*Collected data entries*
_ _ _ _ _ _ _

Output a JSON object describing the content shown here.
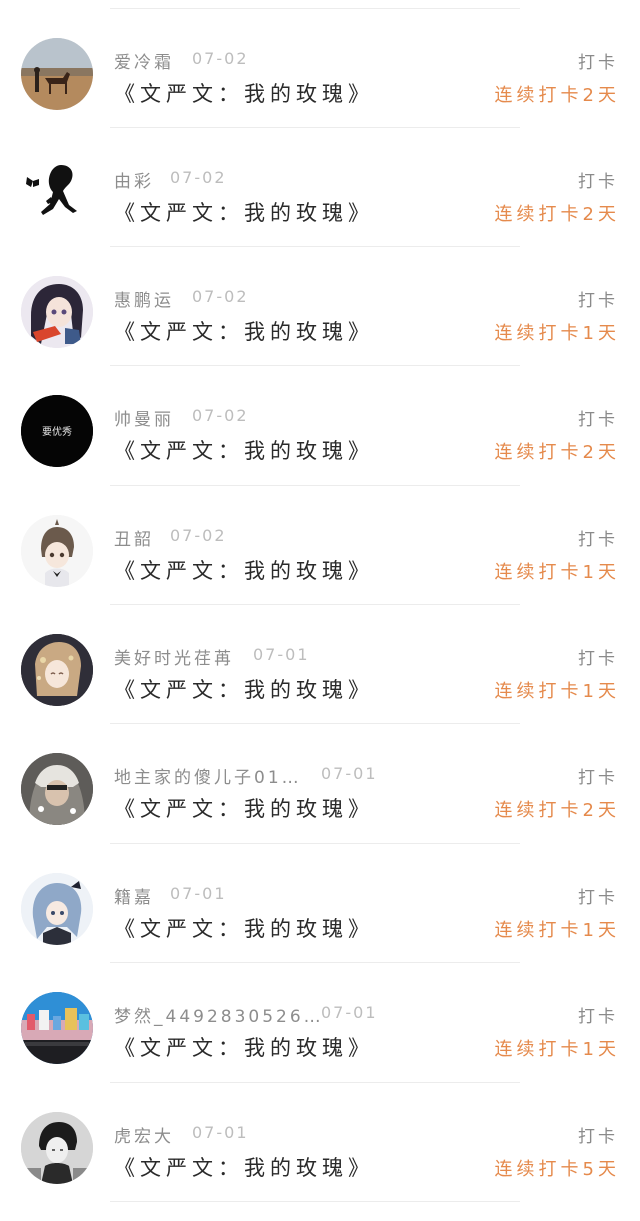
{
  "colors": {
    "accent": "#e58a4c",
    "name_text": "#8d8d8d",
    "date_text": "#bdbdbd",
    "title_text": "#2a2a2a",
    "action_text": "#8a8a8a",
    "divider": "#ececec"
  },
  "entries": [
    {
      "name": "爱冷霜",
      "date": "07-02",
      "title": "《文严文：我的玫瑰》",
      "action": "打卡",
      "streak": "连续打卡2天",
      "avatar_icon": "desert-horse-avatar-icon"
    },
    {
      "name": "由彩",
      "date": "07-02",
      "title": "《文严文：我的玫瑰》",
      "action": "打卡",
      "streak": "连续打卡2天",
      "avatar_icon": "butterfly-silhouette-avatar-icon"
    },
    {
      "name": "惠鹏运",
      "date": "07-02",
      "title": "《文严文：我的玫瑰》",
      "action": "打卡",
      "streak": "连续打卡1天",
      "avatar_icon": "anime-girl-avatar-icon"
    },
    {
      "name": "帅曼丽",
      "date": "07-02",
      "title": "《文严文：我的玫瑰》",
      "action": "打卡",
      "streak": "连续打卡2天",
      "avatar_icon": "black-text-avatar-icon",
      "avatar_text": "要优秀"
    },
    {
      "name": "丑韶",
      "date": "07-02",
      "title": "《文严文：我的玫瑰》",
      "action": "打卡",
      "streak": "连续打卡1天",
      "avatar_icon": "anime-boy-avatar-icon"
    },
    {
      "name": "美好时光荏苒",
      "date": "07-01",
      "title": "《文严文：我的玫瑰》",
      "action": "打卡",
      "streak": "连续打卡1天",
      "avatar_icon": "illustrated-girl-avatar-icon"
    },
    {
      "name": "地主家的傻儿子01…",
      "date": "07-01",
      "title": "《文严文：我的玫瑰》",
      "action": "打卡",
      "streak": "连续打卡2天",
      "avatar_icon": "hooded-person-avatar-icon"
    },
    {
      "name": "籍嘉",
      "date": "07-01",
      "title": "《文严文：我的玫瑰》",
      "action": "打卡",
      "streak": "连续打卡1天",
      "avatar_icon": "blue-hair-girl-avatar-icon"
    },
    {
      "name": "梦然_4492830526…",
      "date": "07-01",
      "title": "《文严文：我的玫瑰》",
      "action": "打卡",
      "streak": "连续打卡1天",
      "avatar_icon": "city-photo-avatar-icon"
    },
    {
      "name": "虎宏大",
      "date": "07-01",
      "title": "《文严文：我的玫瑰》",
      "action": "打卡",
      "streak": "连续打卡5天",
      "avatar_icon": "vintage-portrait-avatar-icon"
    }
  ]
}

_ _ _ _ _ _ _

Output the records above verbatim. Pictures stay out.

*Task response*
Output a JSON object describing the content shown here.
{
  "colors": {
    "accent": "#e58a4c",
    "name_text": "#8d8d8d",
    "date_text": "#bdbdbd",
    "title_text": "#2a2a2a",
    "action_text": "#8a8a8a",
    "divider": "#ececec"
  },
  "entries": [
    {
      "name": "爱冷霜",
      "date": "07-02",
      "title": "《文严文：我的玫瑰》",
      "action": "打卡",
      "streak": "连续打卡2天",
      "avatar_icon": "desert-horse-avatar-icon"
    },
    {
      "name": "由彩",
      "date": "07-02",
      "title": "《文严文：我的玫瑰》",
      "action": "打卡",
      "streak": "连续打卡2天",
      "avatar_icon": "butterfly-silhouette-avatar-icon"
    },
    {
      "name": "惠鹏运",
      "date": "07-02",
      "title": "《文严文：我的玫瑰》",
      "action": "打卡",
      "streak": "连续打卡1天",
      "avatar_icon": "anime-girl-avatar-icon"
    },
    {
      "name": "帅曼丽",
      "date": "07-02",
      "title": "《文严文：我的玫瑰》",
      "action": "打卡",
      "streak": "连续打卡2天",
      "avatar_icon": "black-text-avatar-icon",
      "avatar_text": "要优秀"
    },
    {
      "name": "丑韶",
      "date": "07-02",
      "title": "《文严文：我的玫瑰》",
      "action": "打卡",
      "streak": "连续打卡1天",
      "avatar_icon": "anime-boy-avatar-icon"
    },
    {
      "name": "美好时光荏苒",
      "date": "07-01",
      "title": "《文严文：我的玫瑰》",
      "action": "打卡",
      "streak": "连续打卡1天",
      "avatar_icon": "illustrated-girl-avatar-icon"
    },
    {
      "name": "地主家的傻儿子01…",
      "date": "07-01",
      "title": "《文严文：我的玫瑰》",
      "action": "打卡",
      "streak": "连续打卡2天",
      "avatar_icon": "hooded-person-avatar-icon"
    },
    {
      "name": "籍嘉",
      "date": "07-01",
      "title": "《文严文：我的玫瑰》",
      "action": "打卡",
      "streak": "连续打卡1天",
      "avatar_icon": "blue-hair-girl-avatar-icon"
    },
    {
      "name": "梦然_4492830526…",
      "date": "07-01",
      "title": "《文严文：我的玫瑰》",
      "action": "打卡",
      "streak": "连续打卡1天",
      "avatar_icon": "city-photo-avatar-icon"
    },
    {
      "name": "虎宏大",
      "date": "07-01",
      "title": "《文严文：我的玫瑰》",
      "action": "打卡",
      "streak": "连续打卡5天",
      "avatar_icon": "vintage-portrait-avatar-icon"
    }
  ]
}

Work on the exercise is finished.